The 25-year-old, who, along with wife Ellen, travels on mission trips to the Dominican Republic and Zambia, as well as to U.S. cities Dallas and Los Angeles each offseason, became the first National League player in 46 years to take home both the Cy Young Award (league’s top pitcher) and the MVP (best overall player).
“Wow,” Kershaw told media after hearing the announcement and becoming only the 11th player to ever win both. “I’m blown away right now.”
During the season, opposing batters were the ones blown away by Kershaw, who has been featured in Sports Spectrum in several exclusive interviews the past few years.
He threw a no-hitter this season, had a stretch of 41 scoreless innings, and he led the league in victories (he was 21-3), winning percentage (.875) and ERA (1.77), leading that category for the fourth straight year and becoming the first pitcher to ever do that. He also struck out 239 and walked only 31.
The Cy Young Award, which Kershaw won unanimously, was his second straight and third in four years, making him the youngest to win that many so early in his career.

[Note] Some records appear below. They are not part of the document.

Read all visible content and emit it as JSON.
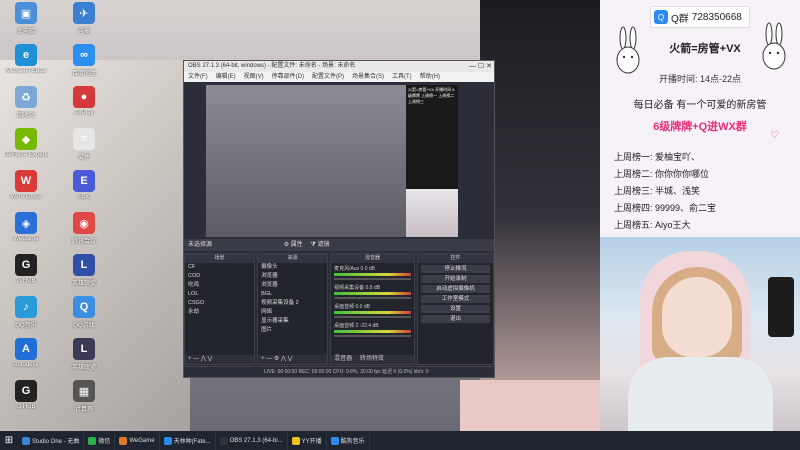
{
  "desktop_icons": [
    {
      "label": "此电脑",
      "color": "#4c8fd6",
      "glyph": "▣"
    },
    {
      "label": "吉冕",
      "color": "#3b7fd1",
      "glyph": "✈"
    },
    {
      "label": "Microsoft Edge",
      "color": "#1f8fd6",
      "glyph": "e"
    },
    {
      "label": "百度网盘",
      "color": "#2b8ef0",
      "glyph": "∞"
    },
    {
      "label": "回收站",
      "color": "#7da7d9",
      "glyph": "♻"
    },
    {
      "label": "AirPlay",
      "color": "#d43a3a",
      "glyph": "●"
    },
    {
      "label": "GeForce Experience",
      "color": "#76b900",
      "glyph": "◆"
    },
    {
      "label": "文件",
      "color": "#e6e6e6",
      "glyph": "≡"
    },
    {
      "label": "WPS Office",
      "color": "#d93a3a",
      "glyph": "W"
    },
    {
      "label": "Epic",
      "color": "#4b5ad8",
      "glyph": "E"
    },
    {
      "label": "WeGame",
      "color": "#2b6fd8",
      "glyph": "◈"
    },
    {
      "label": "腾讯会议",
      "color": "#e04848",
      "glyph": "◉"
    },
    {
      "label": "G HUB",
      "color": "#222222",
      "glyph": "G"
    },
    {
      "label": "英雄联盟",
      "color": "#3050a8",
      "glyph": "L"
    },
    {
      "label": "QQ音乐",
      "color": "#2a9ad8",
      "glyph": "♪"
    },
    {
      "label": "QQ游戏",
      "color": "#3b8ee0",
      "glyph": "Q"
    },
    {
      "label": "Autodesk",
      "color": "#1f6fd6",
      "glyph": "A"
    },
    {
      "label": "英雄联盟",
      "color": "#3a3a55",
      "glyph": "L"
    },
    {
      "label": "G HUB",
      "color": "#222222",
      "glyph": "G"
    },
    {
      "label": "计算器",
      "color": "#555555",
      "glyph": "▦"
    }
  ],
  "obs": {
    "title": "OBS 27.1.3 (64-bit, windows) - 配置文件: 未命名 - 场景: 未命名",
    "menu": [
      "文件(F)",
      "编辑(E)",
      "视图(V)",
      "停靠部件(D)",
      "配置文件(P)",
      "场景集合(S)",
      "工具(T)",
      "帮助(H)"
    ],
    "scene_bar_label": "未选择源",
    "scene_bar_buttons": [
      "属性",
      "滤镜"
    ],
    "docks": {
      "scenes": {
        "header": "场景",
        "items": [
          "CF",
          "COD",
          "吃鸡",
          "LOL",
          "CSGO",
          "永劫"
        ]
      },
      "sources": {
        "header": "来源",
        "items": [
          "摄像头",
          "浏览器",
          "浏览器",
          "BGL",
          "视频采集设备 2",
          "网络",
          "显示器采集",
          "图片"
        ]
      },
      "mixer": {
        "header": "混音器",
        "channels": [
          {
            "name": "麦克风/Aux",
            "db": "0.0 dB"
          },
          {
            "name": "视频采集设备",
            "db": "0.0 dB"
          },
          {
            "name": "桌面音频",
            "db": "0.0 dB"
          },
          {
            "name": "桌面音频 2",
            "db": "-22.4 dB"
          }
        ],
        "tabs": [
          "混音器",
          "转场特效"
        ]
      },
      "controls": {
        "header": "控件",
        "buttons": [
          "停止推流",
          "开始录制",
          "启动虚拟摄像机",
          "工作室模式",
          "设置",
          "退出"
        ]
      }
    },
    "status": "LIVE: 00:00:00    REC: 00:00:00    CPU: 9.8%, 30.00 fps    延迟 0 (0.0%)    kb/s: 0"
  },
  "preview_side_text": "火箭=房管+VX 开播时间 6级牌牌 上周榜一 上周榜二 上周榜三",
  "panel": {
    "qq_prefix": "Q群",
    "qq_number": "728350668",
    "title": "火箭=房管+VX",
    "time": "开播时间: 14点-22点",
    "line1": "每日必备  有一个可爱的新房管",
    "group": "6级牌牌+Q进WX群",
    "boards": [
      "上周榜一: 爱柚宝吖、",
      "上周榜二: 你你你你哪位",
      "上周榜三: 半城、浅笑",
      "上周榜四: 99999、俞二宝",
      "上周榜五: Aiyo王大"
    ]
  },
  "taskbar": {
    "items": [
      {
        "label": "Studio One - 无曲",
        "color": "#3a84d8"
      },
      {
        "label": "微信",
        "color": "#2bb24c"
      },
      {
        "label": "WeGame",
        "color": "#e07a26"
      },
      {
        "label": "天林种(Fate...",
        "color": "#2a8cf0"
      },
      {
        "label": "OBS 27.1.3 (64-bi...",
        "color": "#333333"
      },
      {
        "label": "YY开播",
        "color": "#f2c318"
      },
      {
        "label": "酷狗音乐",
        "color": "#2a8cf0"
      }
    ]
  }
}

All of that while missing five weeks near the beginning of the season because of a strained muscle in his upper back.
While his dominance on the baseball diamond was evident, his passion to help others was even more so.
His foundation, Kershaw’s Challenge (www.kershawschallenge.com), which was very active this year, points people to Christ, as evidenced in the opening sentence of its mission statement: “Kershaw’s Challenge is a Christ-centered, others-focused organization. We exist to encourage people to use whatever God-given passion or talent they have to make a difference and give back to people in need. We want to empower people to use their spheres of influence to positively impact communities and to expand God’s Kingdom. We believe that God can transform at-risk children and neighborhoods through the benevolence and impact of others.”
This past year, Kershaw’s Challenge partnered with four organizations to help reach people all over the world and 100 percent of donations were distributed to these organizations, with each receiving 25 percent (CURE International for their help in providing surgeries for children in Zambia; Arise Africa to build another children’s home; Dream Center, which ministers to people in Los Angeles and Mercy Street, which is building a “Field of Dreams” Little League field in the inner-city of the Kershaw’s hometown of Dallas, Texas.
“For me it’s about the legacy you leave off the field,” Kershaw said in an I Am Second video about his faith and how it inspires him and his wife to give back. “We’re just doing the part that God gave us. You can’t think that we can change the whole country by ourselves, but God can.”
By Brett Honeycutt